====== Given entries ======
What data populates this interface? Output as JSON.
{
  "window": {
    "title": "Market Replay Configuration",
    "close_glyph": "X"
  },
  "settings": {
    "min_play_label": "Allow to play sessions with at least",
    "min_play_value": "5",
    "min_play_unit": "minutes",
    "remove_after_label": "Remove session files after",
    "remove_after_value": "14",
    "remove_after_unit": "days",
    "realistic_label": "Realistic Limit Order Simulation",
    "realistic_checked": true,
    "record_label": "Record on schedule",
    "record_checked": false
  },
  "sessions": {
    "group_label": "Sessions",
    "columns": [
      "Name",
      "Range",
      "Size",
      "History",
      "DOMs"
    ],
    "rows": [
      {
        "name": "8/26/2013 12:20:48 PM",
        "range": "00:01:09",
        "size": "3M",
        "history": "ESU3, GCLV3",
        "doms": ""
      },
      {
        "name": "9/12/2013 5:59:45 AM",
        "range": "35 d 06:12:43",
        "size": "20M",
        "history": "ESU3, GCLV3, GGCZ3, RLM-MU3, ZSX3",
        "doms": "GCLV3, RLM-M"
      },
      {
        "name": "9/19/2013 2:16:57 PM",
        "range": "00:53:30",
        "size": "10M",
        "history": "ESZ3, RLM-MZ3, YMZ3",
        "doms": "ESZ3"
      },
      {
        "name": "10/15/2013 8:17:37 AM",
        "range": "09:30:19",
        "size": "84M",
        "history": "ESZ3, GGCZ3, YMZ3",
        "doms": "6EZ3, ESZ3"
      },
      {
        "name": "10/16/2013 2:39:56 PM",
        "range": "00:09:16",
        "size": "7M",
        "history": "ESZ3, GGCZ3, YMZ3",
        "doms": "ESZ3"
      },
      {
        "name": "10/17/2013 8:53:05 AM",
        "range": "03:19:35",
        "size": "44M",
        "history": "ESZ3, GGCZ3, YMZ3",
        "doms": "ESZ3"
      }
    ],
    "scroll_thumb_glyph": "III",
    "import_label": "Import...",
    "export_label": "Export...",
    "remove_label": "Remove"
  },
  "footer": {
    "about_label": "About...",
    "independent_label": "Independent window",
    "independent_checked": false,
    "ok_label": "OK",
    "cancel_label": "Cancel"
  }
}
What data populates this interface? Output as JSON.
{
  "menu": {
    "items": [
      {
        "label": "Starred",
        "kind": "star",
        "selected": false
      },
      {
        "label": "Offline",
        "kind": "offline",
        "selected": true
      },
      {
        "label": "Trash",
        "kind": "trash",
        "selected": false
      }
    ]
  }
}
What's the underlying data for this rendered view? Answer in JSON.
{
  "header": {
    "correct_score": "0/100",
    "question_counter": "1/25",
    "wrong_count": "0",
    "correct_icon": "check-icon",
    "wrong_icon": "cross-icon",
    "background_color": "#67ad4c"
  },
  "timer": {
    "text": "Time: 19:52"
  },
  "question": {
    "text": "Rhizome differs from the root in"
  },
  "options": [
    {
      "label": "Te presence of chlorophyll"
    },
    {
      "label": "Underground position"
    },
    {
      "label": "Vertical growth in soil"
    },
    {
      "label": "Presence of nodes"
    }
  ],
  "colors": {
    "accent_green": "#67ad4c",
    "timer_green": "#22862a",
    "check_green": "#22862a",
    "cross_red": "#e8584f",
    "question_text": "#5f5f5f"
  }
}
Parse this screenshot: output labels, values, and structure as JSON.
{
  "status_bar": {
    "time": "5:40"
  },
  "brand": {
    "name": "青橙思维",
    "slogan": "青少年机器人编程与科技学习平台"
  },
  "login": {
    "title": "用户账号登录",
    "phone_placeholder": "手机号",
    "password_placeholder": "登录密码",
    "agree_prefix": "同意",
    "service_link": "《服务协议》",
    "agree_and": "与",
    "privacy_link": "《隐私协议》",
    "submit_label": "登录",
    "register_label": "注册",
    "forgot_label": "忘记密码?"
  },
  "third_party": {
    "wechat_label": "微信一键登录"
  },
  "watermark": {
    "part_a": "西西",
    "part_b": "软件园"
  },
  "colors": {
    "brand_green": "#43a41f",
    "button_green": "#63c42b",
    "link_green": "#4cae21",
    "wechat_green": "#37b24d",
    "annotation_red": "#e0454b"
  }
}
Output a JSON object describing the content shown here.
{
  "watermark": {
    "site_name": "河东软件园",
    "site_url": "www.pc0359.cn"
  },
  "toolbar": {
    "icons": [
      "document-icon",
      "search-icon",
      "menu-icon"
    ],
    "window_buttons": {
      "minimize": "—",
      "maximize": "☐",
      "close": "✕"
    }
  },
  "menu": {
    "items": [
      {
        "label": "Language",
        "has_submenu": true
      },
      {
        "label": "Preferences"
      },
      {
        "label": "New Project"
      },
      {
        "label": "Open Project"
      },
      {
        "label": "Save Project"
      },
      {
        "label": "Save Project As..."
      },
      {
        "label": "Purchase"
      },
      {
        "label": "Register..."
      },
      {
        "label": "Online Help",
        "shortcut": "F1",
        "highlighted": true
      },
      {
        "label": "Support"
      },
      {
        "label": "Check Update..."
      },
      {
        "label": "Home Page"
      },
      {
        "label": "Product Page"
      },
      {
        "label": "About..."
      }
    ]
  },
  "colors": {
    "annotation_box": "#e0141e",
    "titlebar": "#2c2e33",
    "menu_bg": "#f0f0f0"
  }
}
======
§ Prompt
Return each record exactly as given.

§ Solution below
What data populates this interface? Output as JSON.
{
  "window": {
    "title": "Market Replay Configuration",
    "close_glyph": "X"
  },
  "settings": {
    "min_play_label": "Allow to play sessions with at least",
    "min_play_value": "5",
    "min_play_unit": "minutes",
    "remove_after_label": "Remove session files after",
    "remove_after_value": "14",
    "remove_after_unit": "days",
    "realistic_label": "Realistic Limit Order Simulation",
    "realistic_checked": true,
    "record_label": "Record on schedule",
    "record_checked": false
  },
  "sessions": {
    "group_label": "Sessions",
    "columns": [
      "Name",
      "Range",
      "Size",
      "History",
      "DOMs"
    ],
    "rows": [
      {
        "name": "8/26/2013 12:20:48 PM",
        "range": "00:01:09",
        "size": "3M",
        "history": "ESU3, GCLV3",
        "doms": ""
      },
      {
        "name": "9/12/2013 5:59:45 AM",
        "range": "35 d 06:12:43",
        "size": "20M",
        "history": "ESU3, GCLV3, GGCZ3, RLM-MU3, ZSX3",
        "doms": "GCLV3, RLM-M"
      },
      {
        "name": "9/19/2013 2:16:57 PM",
        "range": "00:53:30",
        "size": "10M",
        "history": "ESZ3, RLM-MZ3, YMZ3",
        "doms": "ESZ3"
      },
      {
        "name": "10/15/2013 8:17:37 AM",
        "range": "09:30:19",
        "size": "84M",
        "history": "ESZ3, GGCZ3, YMZ3",
        "doms": "6EZ3, ESZ3"
      },
      {
        "name": "10/16/2013 2:39:56 PM",
        "range": "00:09:16",
        "size": "7M",
        "history": "ESZ3, GGCZ3, YMZ3",
        "doms": "ESZ3"
      },
      {
        "name": "10/17/2013 8:53:05 AM",
        "range": "03:19:35",
        "size": "44M",
        "history": "ESZ3, GGCZ3, YMZ3",
        "doms": "ESZ3"
      }
    ],
    "scroll_thumb_glyph": "III",
    "import_label": "Import...",
    "export_label": "Export...",
    "remove_label": "Remove"
  },
  "footer": {
    "about_label": "About...",
    "independent_label": "Independent window",
    "independent_checked": false,
    "ok_label": "OK",
    "cancel_label": "Cancel"
  }
}
What data populates this interface? Output as JSON.
{
  "menu": {
    "items": [
      {
        "label": "Starred",
        "kind": "star",
        "selected": false
      },
      {
        "label": "Offline",
        "kind": "offline",
        "selected": true
      },
      {
        "label": "Trash",
        "kind": "trash",
        "selected": false
      }
    ]
  }
}
What's the underlying data for this rendered view? Answer in JSON.
{
  "header": {
    "correct_score": "0/100",
    "question_counter": "1/25",
    "wrong_count": "0",
    "correct_icon": "check-icon",
    "wrong_icon": "cross-icon",
    "background_color": "#67ad4c"
  },
  "timer": {
    "text": "Time: 19:52"
  },
  "question": {
    "text": "Rhizome differs from the root in"
  },
  "options": [
    {
      "label": "Te presence of chlorophyll"
    },
    {
      "label": "Underground position"
    },
    {
      "label": "Vertical growth in soil"
    },
    {
      "label": "Presence of nodes"
    }
  ],
  "colors": {
    "accent_green": "#67ad4c",
    "timer_green": "#22862a",
    "check_green": "#22862a",
    "cross_red": "#e8584f",
    "question_text": "#5f5f5f"
  }
}
Parse this screenshot: output labels, values, and structure as JSON.
{
  "status_bar": {
    "time": "5:40"
  },
  "brand": {
    "name": "青橙思维",
    "slogan": "青少年机器人编程与科技学习平台"
  },
  "login": {
    "title": "用户账号登录",
    "phone_placeholder": "手机号",
    "password_placeholder": "登录密码",
    "agree_prefix": "同意",
    "service_link": "《服务协议》",
    "agree_and": "与",
    "privacy_link": "《隐私协议》",
    "submit_label": "登录",
    "register_label": "注册",
    "forgot_label": "忘记密码?"
  },
  "third_party": {
    "wechat_label": "微信一键登录"
  },
  "watermark": {
    "part_a": "西西",
    "part_b": "软件园"
  },
  "colors": {
    "brand_green": "#43a41f",
    "button_green": "#63c42b",
    "link_green": "#4cae21",
    "wechat_green": "#37b24d",
    "annotation_red": "#e0454b"
  }
}
Output a JSON object describing the content shown here.
{
  "watermark": {
    "site_name": "河东软件园",
    "site_url": "www.pc0359.cn"
  },
  "toolbar": {
    "icons": [
      "document-icon",
      "search-icon",
      "menu-icon"
    ],
    "window_buttons": {
      "minimize": "—",
      "maximize": "☐",
      "close": "✕"
    }
  },
  "menu": {
    "items": [
      {
        "label": "Language",
        "has_submenu": true
      },
      {
        "label": "Preferences"
      },
      {
        "label": "New Project"
      },
      {
        "label": "Open Project"
      },
      {
        "label": "Save Project"
      },
      {
        "label": "Save Project As..."
      },
      {
        "label": "Purchase"
      },
      {
        "label": "Register..."
      },
      {
        "label": "Online Help",
        "shortcut": "F1",
        "highlighted": true
      },
      {
        "label": "Support"
      },
      {
        "label": "Check Update..."
      },
      {
        "label": "Home Page"
      },
      {
        "label": "Product Page"
      },
      {
        "label": "About..."
      }
    ]
  },
  "colors": {
    "annotation_box": "#e0141e",
    "titlebar": "#2c2e33",
    "menu_bg": "#f0f0f0"
  }
}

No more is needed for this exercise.